Cardiovascular disease is the world’s leading cause of death. Heart transplants are often the only option available for patients in the worst cases. But the number of heart donors is limited and too many patients die while waiting.
What if hospitals could simply print out a new heart?
That’s the tantalizing promise that Tel Aviv University researchers made this week with the announcement that they had successfully used a 3D bio-printer to create a heart complete with human tissue and blood vessels.
While the university called it a “major medical breakthrough” that advances the possibilities for transplants, this 3D-printed heart still has some thumping limitations.
First, it’s only the size of a rabbit’s heart. Journalists who attended the press event in Tel Aviv were shown a 3D print of a heart that looked more like a cherry, immersed in liquid.
Second, the cells in the 3D heart can contract, but don’t yet have the ability to pump. Researchers must now figure out how to teach the printed hearts to behave like real ones.
This is not the first heart to be 3D printed, but never before has it resulted in an organ “with cells or with blood vessels,” said Tal Dvir, who led the project at Tel Aviv University’s School of Molecular Cell Biology and Biotechnology.
Previously, scientists in the emerging field of regenerative medicine have been able to print cartilage and aortal valve tissue, but not the capillaries without which the organs cannot survive, let alone function properly.
Dvir said the researchers’ next steps would be to transplant a 3D-printed heart into an animal model.
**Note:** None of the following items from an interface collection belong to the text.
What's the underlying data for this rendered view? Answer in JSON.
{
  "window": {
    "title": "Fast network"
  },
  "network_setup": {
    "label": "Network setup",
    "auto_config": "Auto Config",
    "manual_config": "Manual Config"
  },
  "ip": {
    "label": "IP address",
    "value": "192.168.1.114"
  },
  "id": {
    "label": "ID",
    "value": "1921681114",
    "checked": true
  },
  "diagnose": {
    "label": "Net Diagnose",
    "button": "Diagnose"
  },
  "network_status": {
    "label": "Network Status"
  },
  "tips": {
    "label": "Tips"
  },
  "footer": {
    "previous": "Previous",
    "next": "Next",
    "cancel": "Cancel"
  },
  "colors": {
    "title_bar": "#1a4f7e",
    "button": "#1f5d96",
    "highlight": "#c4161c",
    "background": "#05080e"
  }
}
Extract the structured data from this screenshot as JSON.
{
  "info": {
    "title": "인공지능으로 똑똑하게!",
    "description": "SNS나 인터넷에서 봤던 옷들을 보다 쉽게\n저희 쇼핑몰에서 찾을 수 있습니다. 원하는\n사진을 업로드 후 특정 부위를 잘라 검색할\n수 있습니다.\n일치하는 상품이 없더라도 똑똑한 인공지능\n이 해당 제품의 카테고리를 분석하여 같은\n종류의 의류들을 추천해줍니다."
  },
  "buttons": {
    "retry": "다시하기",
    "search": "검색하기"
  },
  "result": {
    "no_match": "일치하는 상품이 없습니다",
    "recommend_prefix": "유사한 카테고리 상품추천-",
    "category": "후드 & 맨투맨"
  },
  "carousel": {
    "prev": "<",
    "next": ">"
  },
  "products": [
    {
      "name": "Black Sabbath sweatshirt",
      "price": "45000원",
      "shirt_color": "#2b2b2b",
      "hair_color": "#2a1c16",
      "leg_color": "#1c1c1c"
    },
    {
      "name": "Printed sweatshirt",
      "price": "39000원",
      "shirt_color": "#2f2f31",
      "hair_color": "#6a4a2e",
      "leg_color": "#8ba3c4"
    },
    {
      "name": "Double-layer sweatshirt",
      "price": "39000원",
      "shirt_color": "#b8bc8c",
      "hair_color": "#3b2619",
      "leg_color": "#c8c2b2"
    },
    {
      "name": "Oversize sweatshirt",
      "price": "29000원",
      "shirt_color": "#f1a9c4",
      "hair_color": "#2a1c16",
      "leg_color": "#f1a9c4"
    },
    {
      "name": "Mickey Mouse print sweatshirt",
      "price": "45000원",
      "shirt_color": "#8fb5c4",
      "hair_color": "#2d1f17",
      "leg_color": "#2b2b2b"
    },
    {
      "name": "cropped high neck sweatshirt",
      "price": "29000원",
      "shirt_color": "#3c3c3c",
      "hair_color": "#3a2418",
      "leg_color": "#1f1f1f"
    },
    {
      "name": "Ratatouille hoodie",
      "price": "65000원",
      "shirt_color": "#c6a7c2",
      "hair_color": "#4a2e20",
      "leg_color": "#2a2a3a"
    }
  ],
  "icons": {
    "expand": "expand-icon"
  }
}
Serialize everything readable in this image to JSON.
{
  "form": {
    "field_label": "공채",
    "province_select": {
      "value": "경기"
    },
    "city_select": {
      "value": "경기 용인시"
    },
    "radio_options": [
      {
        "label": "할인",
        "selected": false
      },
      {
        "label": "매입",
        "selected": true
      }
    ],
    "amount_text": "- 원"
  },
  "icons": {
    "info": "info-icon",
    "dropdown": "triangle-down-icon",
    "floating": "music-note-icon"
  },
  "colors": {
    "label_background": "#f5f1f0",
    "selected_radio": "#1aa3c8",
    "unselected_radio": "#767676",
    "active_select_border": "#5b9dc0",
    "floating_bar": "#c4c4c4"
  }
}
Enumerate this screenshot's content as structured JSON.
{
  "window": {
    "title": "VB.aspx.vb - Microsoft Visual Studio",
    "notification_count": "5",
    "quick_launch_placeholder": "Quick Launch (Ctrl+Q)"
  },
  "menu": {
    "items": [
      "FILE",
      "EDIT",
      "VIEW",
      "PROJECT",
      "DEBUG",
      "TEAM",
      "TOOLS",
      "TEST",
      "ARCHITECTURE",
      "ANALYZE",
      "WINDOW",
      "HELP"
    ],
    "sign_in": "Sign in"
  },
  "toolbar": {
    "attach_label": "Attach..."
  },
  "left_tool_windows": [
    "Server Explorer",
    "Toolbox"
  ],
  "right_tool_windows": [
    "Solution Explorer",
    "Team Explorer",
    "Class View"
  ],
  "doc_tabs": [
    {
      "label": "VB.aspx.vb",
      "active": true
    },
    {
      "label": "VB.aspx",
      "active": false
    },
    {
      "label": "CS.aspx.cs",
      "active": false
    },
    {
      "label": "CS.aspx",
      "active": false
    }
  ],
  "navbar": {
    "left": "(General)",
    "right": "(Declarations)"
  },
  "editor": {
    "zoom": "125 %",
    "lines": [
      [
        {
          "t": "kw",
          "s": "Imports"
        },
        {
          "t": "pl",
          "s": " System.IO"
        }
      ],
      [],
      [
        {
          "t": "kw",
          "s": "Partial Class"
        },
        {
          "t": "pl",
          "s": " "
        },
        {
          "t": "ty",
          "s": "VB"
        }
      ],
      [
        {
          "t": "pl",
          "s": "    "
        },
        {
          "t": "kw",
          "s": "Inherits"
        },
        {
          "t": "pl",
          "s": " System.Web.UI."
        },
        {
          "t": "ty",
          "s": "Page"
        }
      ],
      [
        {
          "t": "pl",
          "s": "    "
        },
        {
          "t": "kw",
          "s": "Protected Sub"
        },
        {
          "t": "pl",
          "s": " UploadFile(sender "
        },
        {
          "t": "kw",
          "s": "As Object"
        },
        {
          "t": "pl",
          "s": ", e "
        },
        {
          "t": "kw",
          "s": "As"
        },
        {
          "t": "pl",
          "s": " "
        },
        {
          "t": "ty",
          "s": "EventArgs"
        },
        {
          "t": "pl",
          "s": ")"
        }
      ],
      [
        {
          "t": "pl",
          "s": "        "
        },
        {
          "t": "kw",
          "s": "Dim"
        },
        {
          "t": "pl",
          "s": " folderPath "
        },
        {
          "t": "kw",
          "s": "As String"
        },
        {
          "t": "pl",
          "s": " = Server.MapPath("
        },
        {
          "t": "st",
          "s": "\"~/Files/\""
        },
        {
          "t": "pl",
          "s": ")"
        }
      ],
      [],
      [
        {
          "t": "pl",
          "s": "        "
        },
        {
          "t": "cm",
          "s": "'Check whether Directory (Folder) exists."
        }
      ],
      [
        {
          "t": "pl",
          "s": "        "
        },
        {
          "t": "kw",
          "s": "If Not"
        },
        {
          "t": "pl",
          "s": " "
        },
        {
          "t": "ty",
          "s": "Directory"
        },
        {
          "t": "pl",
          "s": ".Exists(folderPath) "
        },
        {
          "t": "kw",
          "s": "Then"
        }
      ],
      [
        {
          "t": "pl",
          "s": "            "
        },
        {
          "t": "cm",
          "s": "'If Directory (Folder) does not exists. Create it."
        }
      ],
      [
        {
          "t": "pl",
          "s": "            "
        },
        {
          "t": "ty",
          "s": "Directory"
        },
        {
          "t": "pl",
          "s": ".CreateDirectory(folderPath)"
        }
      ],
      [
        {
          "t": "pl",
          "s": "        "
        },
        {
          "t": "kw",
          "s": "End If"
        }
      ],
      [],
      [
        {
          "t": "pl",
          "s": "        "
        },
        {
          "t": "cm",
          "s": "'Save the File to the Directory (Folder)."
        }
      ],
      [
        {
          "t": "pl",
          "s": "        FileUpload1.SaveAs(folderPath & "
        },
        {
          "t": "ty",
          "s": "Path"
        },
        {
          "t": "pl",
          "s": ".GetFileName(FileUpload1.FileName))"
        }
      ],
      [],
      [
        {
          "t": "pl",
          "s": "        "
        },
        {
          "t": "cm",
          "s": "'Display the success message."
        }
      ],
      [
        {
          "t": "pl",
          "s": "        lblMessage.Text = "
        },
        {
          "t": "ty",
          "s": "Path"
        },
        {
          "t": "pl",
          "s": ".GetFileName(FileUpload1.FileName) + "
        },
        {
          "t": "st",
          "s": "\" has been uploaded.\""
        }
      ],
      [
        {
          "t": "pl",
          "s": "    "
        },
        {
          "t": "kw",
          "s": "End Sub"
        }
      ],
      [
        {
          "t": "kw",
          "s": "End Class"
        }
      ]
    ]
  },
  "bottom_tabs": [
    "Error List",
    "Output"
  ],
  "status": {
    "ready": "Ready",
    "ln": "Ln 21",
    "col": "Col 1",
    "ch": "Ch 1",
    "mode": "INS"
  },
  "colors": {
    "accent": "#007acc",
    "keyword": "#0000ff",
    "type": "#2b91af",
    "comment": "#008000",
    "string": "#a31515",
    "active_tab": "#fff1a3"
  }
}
Their aim is for that to happen sometime in the next year.
“Maybe, in 10 years, there will be organ printers in the finest hospitals around the world, and these procedures will be conducted routinely,” Dvir added, although he expected hospitals would likely start with simpler organs than hearts.